when he sprayed it, and he said it took about a second for the spray to reach the bear. “He snorted, and then it was like he had been kicked by a horse. He ran like a bat out of hell, like he’d gotten an electric
shock. I don’t think they understand what happened when they get sprayed.”
Battle said he has never had a bear not run when sprayed. “They’ve always taken off,” he said. He added that as a state biologist, hazing a bear also involves dealing with whatever is attracting the bear, and that sometimes means a citation to a homeowner.
Battle and Rupp both emphasized the importance of wearing the can of spray on your person. Rupp prefers a holster attached with Velcro to the strap of his daypack, so it’s right on his chest. Chad Rice prefers a belt harness. He said he knows some people who clip the can to
the outside of their pack, and he’s seen this lead to accidental discharge.
“I try to use that as reinforcement to carry it at their side,” Rice wrote. “… The other point I talk with them about is checking that the safety operates effectively and is attached to the can with a lanyard. If the safety is too loose, the can should be retired to avoid accidental discharge. The lanyard is important so the safety is not lost if removed. We follow expiration dates strictly. If there isn’t an
expiration date (and some don’t have them), we generally retire after two field seasons. Oh, one more last tip: Write the expiration date on the bottom of the can with a Sharpie as the label will be unreadable
in short order after getting wet and dirty. Any doubt, retire the can.”
Battle said he’s amazed at how many people he encounters on trails who are carrying bear spray in an inaccessible location. “I can’t tell you how many people I meet on the trail, and if we start talking, I ask them, ‘You carry bear spray?’ And they say, ‘Yeah, I’ve got it,’ and I say, “I can’t see it,’ and it’s buried down in their pack.
I’ve given people holsters on the trail and put my spray in my pocket.”
Schneider said if you don’t carry your bear spray where you can get to

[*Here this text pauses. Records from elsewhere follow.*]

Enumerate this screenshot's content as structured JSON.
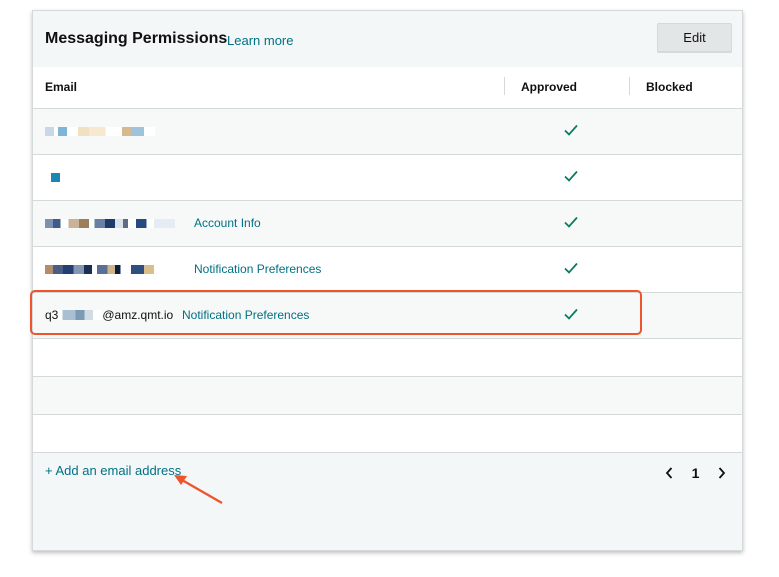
{
  "panel": {
    "title": "Messaging Permissions",
    "learn_more": "Learn more",
    "edit_label": "Edit"
  },
  "table": {
    "columns": [
      "Email",
      "Approved",
      "Blocked"
    ],
    "rows": [
      {
        "email": "",
        "link": "",
        "approved": true
      },
      {
        "email": "",
        "link": "",
        "approved": true
      },
      {
        "email": "",
        "link": "Account Info",
        "approved": true
      },
      {
        "email": "",
        "link": "Notification Preferences",
        "approved": true
      },
      {
        "email_prefix": "q3",
        "email_suffix": "@amz.qmt.io",
        "link": "Notification Preferences",
        "approved": true
      }
    ]
  },
  "footer": {
    "add_email": "+ Add an email address",
    "page": "1"
  },
  "icons": {
    "check": "checkmark-icon",
    "prev": "chevron-left-icon",
    "next": "chevron-right-icon"
  },
  "colors": {
    "link": "#007185",
    "check": "#067d62",
    "annotation": "#f0542d"
  }
}
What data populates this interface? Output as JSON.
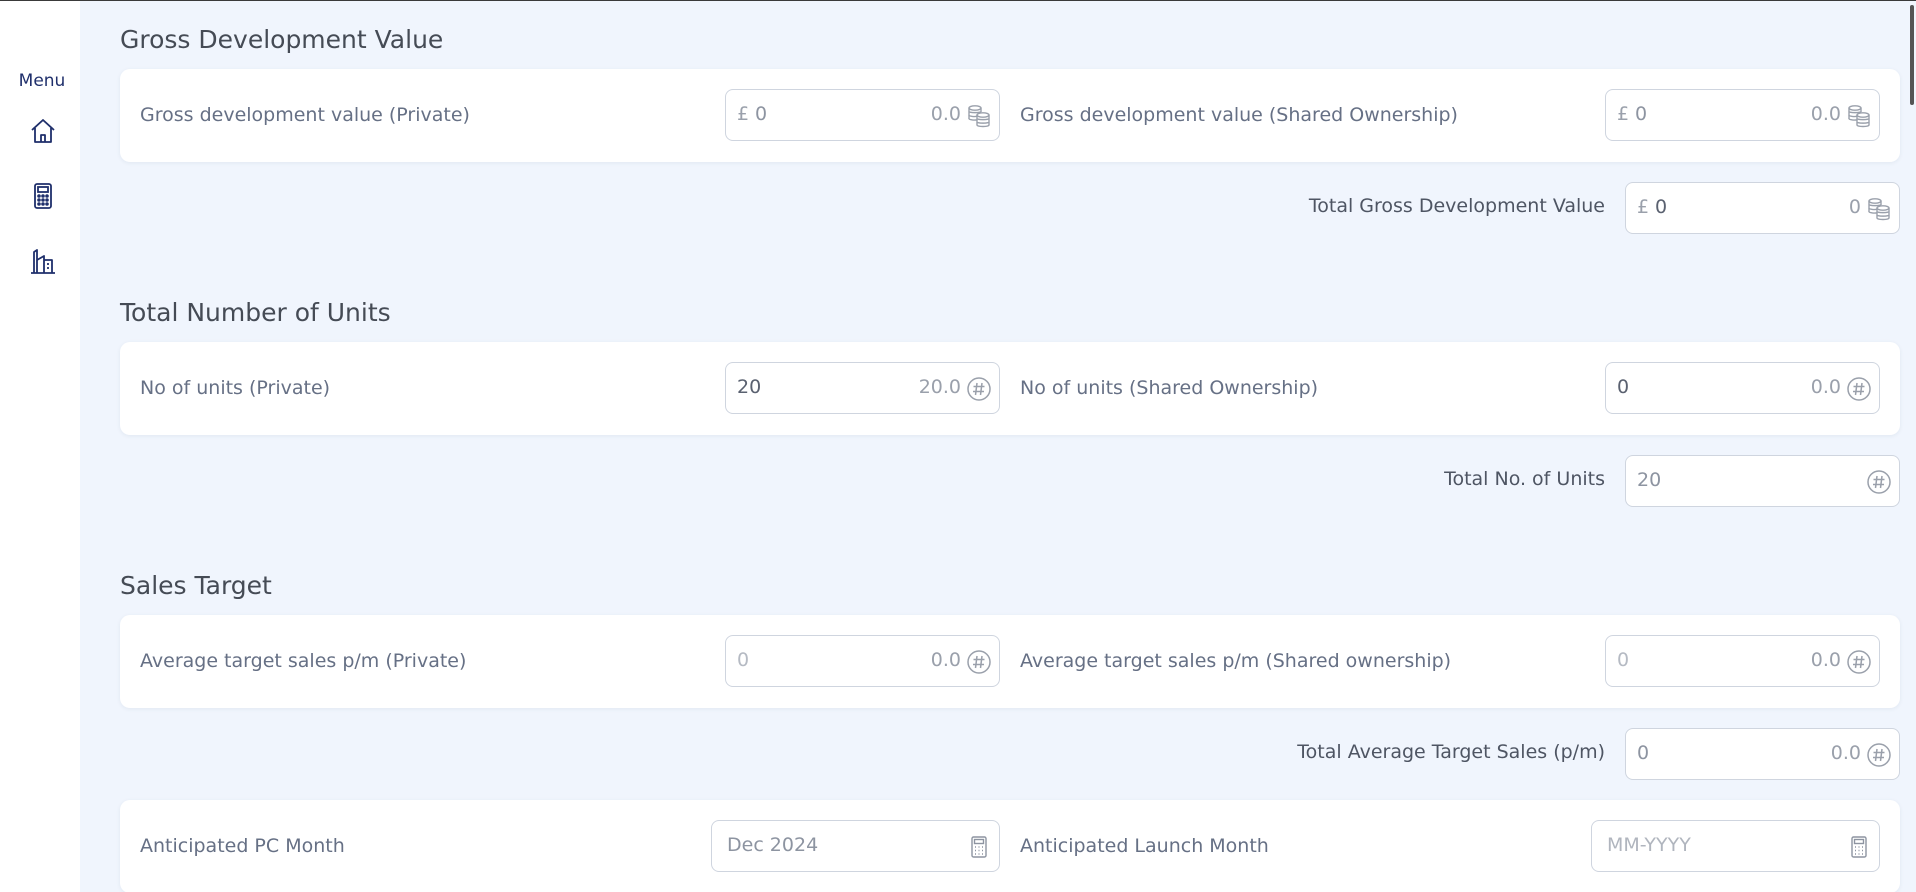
{
  "sidebar": {
    "menu_label": "Menu",
    "icons": [
      "home-icon",
      "calculator-icon",
      "building-icon"
    ]
  },
  "gdv": {
    "title": "Gross Development Value",
    "private": {
      "label": "Gross development value (Private)",
      "prefix": "£",
      "value": "0",
      "formatted": "0.0",
      "icon": "coins-icon"
    },
    "shared": {
      "label": "Gross development value (Shared Ownership)",
      "prefix": "£",
      "value": "0",
      "formatted": "0.0",
      "icon": "coins-icon"
    },
    "total": {
      "label": "Total Gross Development Value",
      "prefix": "£",
      "value": "0",
      "formatted": "0",
      "icon": "coins-icon"
    }
  },
  "units": {
    "title": "Total Number of Units",
    "private": {
      "label": "No of units (Private)",
      "value": "20",
      "formatted": "20.0",
      "icon": "hash-icon"
    },
    "shared": {
      "label": "No of units (Shared Ownership)",
      "value": "0",
      "formatted": "0.0",
      "icon": "hash-icon"
    },
    "total": {
      "label": "Total No. of Units",
      "value": "20",
      "formatted": "",
      "icon": "hash-icon"
    }
  },
  "sales": {
    "title": "Sales Target",
    "private": {
      "label": "Average target sales p/m (Private)",
      "placeholder": "0",
      "formatted": "0.0",
      "icon": "hash-icon"
    },
    "shared": {
      "label": "Average target sales p/m (Shared ownership)",
      "placeholder": "0",
      "formatted": "0.0",
      "icon": "hash-icon"
    },
    "total": {
      "label": "Total Average Target Sales (p/m)",
      "value": "0",
      "formatted": "0.0",
      "icon": "hash-icon"
    }
  },
  "dates": {
    "pc_month": {
      "label": "Anticipated PC Month",
      "value": "Dec 2024",
      "icon": "calculator-icon"
    },
    "launch_month": {
      "label": "Anticipated Launch Month",
      "placeholder": "MM-YYYY",
      "icon": "calculator-icon"
    }
  },
  "colors": {
    "background": "#f0f5fd",
    "card": "#ffffff",
    "accent": "#1f2f6b",
    "border": "#cfd5df"
  }
}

it immediately, you might as well not bother bringing it. He carries his spray in a big cargo pocket in his pants. “Every time people talk about a bear event, they say, ‘My God, it happened so fast.’ It always happens fast – if it didn’t happen fast, you probably wouldn’t be in the situation at all,” he said. “You’d have made a different decision and avoided the encounter.”
Battle said his brief exposure would not discourage him from using bear
spray for self-defense. “Don’t let fear of bear spray prevent you from using bear spray,” he said. “Better to get some spray than to get
mauled by a bear.” AmSJ

Editor’s note: Riley Woodford is the editor of Alaska Fish and Wildlife News and is a producer information officer for the Alaska Department of Fish and Game. This story was reprinted with permission from the author.